From the records below, copy each line in which the string "icon" occurs.

=-=-=

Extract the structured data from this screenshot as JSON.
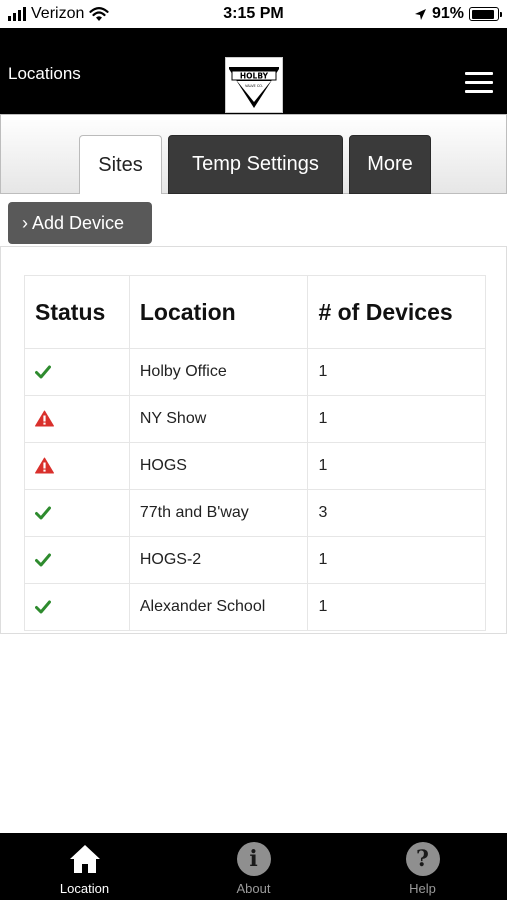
{
  "status_bar": {
    "carrier": "Verizon",
    "time": "3:15 PM",
    "battery": "91%",
    "battery_level": 0.91
  },
  "header": {
    "title": "Locations",
    "logo": {
      "text": "HOLBY",
      "subtext": "VALVE CO."
    }
  },
  "tabs": [
    {
      "label": "Sites",
      "active": true
    },
    {
      "label": "Temp Settings",
      "active": false
    },
    {
      "label": "More",
      "active": false
    }
  ],
  "add_device": {
    "label": "› Add Device"
  },
  "table": {
    "headers": [
      "Status",
      "Location",
      "# of Devices"
    ],
    "rows": [
      {
        "status": "ok",
        "location": "Holby Office",
        "devices": "1"
      },
      {
        "status": "warning",
        "location": "NY Show",
        "devices": "1"
      },
      {
        "status": "warning",
        "location": "HOGS",
        "devices": "1"
      },
      {
        "status": "ok",
        "location": "77th and B'way",
        "devices": "3"
      },
      {
        "status": "ok",
        "location": "HOGS-2",
        "devices": "1"
      },
      {
        "status": "ok",
        "location": "Alexander School",
        "devices": "1"
      }
    ]
  },
  "bottom_nav": [
    {
      "label": "Location",
      "icon": "home-icon",
      "active": true
    },
    {
      "label": "About",
      "icon": "info-icon",
      "active": false
    },
    {
      "label": "Help",
      "icon": "help-icon",
      "active": false
    }
  ],
  "colors": {
    "ok": "#2e8b2e",
    "warning": "#d9302c",
    "header_bg": "#000000",
    "tab_dark": "#3a3a3a",
    "button_bg": "#595959"
  }
}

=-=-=

Solution to this exercise:
      "icon": "home-icon",
      "icon": "info-icon",
      "icon": "help-icon",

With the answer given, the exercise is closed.